Dr. Jemison was Science Mission Specialist (a NASA first) on the STS-47 Space lab J flight, a US/Japan joint mission. She conducted experiments in life sciences, material sciences, and was co-investigator in the Bone Cell Research experiment. Dr. Jemison resigned from NASA in March 1993.
Abraham Lincoln (February 12, 1809 – April 15, 1865) was the sixteenthPresident of the United States, serving from March 4, 1861 until his assassination. As an outspoken opponent of the expansion of slavery in the United States, Lincoln won the Republican Party nomination in 1860 and was elected president later that year.

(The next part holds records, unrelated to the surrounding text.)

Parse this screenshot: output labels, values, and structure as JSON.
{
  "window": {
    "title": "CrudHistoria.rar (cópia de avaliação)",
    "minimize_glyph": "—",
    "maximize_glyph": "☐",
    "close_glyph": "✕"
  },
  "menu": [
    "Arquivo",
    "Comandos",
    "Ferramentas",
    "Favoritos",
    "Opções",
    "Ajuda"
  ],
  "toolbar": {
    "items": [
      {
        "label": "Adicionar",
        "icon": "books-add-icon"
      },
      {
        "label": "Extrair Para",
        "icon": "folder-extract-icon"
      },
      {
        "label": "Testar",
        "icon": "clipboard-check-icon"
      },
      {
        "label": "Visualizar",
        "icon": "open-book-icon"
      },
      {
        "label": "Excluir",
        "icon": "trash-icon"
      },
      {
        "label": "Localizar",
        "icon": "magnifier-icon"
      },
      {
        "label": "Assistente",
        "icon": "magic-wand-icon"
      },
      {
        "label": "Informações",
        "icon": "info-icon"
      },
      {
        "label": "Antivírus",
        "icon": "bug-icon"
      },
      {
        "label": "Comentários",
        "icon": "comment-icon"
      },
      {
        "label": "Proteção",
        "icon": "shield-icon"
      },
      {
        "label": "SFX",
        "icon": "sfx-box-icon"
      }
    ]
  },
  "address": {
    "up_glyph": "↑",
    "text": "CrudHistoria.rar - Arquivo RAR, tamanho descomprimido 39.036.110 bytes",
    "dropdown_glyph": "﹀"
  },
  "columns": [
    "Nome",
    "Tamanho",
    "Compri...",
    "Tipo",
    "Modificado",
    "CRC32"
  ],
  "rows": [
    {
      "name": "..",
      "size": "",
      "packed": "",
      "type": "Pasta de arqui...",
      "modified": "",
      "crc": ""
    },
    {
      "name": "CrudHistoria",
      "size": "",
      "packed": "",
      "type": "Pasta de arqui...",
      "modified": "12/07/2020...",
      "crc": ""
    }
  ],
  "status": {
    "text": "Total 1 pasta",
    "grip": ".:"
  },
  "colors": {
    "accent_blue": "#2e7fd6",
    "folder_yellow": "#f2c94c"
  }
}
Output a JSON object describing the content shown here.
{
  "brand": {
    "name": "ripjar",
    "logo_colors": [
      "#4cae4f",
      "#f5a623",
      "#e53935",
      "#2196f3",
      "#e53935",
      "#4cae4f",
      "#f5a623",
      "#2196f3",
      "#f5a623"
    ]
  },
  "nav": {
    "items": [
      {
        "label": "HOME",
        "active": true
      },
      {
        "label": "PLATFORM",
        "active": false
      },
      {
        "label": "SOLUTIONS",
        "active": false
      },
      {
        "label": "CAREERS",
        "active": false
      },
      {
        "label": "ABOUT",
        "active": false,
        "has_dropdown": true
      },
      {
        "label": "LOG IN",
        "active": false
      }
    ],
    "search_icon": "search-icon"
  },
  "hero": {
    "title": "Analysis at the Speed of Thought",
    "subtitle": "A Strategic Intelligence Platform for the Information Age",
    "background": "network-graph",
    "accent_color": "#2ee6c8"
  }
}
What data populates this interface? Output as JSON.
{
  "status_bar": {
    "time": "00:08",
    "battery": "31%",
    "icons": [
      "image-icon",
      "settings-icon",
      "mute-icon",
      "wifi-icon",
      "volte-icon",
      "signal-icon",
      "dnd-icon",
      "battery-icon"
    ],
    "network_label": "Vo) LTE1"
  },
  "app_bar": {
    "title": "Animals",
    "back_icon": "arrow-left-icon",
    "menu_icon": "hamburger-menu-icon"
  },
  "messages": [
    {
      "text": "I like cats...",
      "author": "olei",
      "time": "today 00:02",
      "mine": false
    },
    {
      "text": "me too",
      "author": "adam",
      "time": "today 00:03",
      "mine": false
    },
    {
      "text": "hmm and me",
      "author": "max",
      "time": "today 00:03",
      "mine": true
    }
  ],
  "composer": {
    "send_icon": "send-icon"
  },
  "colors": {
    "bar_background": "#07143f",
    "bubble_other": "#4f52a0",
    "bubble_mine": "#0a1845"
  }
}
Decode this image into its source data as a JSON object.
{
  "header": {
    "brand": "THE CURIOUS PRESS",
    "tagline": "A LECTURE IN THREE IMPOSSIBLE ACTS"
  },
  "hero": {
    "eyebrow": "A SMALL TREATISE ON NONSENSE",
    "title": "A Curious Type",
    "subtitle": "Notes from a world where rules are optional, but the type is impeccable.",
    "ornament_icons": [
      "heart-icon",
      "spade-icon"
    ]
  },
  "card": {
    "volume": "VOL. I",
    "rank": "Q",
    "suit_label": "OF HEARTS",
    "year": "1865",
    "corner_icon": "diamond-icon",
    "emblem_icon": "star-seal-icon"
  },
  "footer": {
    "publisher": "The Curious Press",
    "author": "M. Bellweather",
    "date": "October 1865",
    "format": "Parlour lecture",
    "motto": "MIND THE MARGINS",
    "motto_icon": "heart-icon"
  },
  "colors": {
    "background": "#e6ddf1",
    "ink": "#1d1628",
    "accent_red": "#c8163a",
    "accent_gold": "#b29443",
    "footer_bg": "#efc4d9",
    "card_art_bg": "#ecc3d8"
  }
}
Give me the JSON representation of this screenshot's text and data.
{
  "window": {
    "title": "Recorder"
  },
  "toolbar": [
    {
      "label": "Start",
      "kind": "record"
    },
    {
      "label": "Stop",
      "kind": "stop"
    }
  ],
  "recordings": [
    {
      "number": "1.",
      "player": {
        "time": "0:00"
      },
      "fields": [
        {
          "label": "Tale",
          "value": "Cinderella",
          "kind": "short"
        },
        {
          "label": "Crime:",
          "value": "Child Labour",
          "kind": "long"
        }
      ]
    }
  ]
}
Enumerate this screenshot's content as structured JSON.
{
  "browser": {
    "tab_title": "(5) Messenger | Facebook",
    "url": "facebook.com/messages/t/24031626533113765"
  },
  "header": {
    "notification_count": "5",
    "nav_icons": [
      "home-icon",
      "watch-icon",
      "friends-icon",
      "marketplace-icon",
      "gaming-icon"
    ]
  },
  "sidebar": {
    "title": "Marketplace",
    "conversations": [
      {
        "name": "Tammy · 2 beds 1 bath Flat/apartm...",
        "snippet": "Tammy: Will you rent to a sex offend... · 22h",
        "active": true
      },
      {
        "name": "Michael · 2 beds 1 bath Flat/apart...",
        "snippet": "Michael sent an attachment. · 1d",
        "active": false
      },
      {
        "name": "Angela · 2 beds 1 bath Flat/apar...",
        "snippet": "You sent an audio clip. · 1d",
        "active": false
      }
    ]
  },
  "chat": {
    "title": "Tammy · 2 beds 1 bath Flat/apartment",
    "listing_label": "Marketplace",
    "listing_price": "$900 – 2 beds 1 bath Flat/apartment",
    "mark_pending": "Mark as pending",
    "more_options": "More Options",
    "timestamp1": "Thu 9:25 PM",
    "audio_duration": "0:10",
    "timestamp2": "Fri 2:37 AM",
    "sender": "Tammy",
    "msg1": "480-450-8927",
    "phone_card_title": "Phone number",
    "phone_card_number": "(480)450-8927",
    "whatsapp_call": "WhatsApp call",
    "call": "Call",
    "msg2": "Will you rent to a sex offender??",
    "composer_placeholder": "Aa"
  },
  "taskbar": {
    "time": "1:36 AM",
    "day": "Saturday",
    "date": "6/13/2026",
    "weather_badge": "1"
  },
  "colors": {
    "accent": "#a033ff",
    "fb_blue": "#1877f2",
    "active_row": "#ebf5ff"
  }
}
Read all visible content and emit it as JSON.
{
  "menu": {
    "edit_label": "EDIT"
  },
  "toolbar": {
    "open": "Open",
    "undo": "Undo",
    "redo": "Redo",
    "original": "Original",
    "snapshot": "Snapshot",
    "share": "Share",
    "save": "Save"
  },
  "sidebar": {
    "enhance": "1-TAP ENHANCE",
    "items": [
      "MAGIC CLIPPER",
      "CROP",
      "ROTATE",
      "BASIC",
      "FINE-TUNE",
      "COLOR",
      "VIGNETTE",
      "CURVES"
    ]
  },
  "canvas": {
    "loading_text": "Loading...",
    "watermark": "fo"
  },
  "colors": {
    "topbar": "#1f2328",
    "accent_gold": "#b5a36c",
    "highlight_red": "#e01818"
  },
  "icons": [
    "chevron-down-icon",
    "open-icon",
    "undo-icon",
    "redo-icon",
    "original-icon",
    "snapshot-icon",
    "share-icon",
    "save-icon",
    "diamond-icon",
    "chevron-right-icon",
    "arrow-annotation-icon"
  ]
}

During his term, he helped preserve the United States by leading the defeat of the secessionistConfederate States of America in the American Civil War. He introduced measures that resulted in the abolition of slavery, issuing his Emancipation Proclamation in 1863 and promoting the passage of the Thirteenth Amendment to the Constitution in 1865.
Langston Hughes (1902 - 1967)
Langston Hughes lived in many places when he was growing up.
Langston Hughes became a Poet.
He wrote about his feelings as an African American.
Langston Hughes also wrote novels, short stories and plays.
Langston Hughes moved to Harlem in New York City.
He became a famous writer in the Harlem Renaissance.
Langston Huges died of cancer when he was 65 years old.
Maggie Lena Walker
Maggie Walker was born in a poor family.
Maggie Walker learned Finance.
Maggie Walker started a bank for African Americans.
She became the first woman president of a bank.
Maggie Walker's bank is now called Consolidated Bank.
It is in Richmond, Virginia
BLACK HISTORY MONTH
Power Point Presentation By:
Herman K. Griffin